• _What is being asked_
Return all lines in the data where the string "Shree" can be found.

• _Stored entries_
=== Begin Enclosure ===

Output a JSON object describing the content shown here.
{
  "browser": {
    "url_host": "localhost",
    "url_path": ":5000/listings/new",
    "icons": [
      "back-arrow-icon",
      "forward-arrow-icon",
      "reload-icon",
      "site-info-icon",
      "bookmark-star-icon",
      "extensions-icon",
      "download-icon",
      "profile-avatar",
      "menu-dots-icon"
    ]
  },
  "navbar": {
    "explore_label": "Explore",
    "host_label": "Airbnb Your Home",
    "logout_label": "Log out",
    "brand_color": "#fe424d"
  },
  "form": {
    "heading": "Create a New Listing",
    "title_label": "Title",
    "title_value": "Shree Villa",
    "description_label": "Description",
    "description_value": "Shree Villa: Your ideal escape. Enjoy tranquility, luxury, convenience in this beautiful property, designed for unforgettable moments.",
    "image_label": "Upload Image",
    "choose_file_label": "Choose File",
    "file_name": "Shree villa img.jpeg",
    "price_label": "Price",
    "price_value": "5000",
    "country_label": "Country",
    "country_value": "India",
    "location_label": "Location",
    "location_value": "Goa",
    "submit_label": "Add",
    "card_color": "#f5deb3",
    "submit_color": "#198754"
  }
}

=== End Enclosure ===

• _Answer to the problem_
    "title_value": "Shree Villa",
    "description_value": "Shree Villa: Your ideal escape. Enjoy tranquility, luxury, convenience in this beautiful property, designed for unforgettable moments.",
    "file_name": "Shree villa img.jpeg",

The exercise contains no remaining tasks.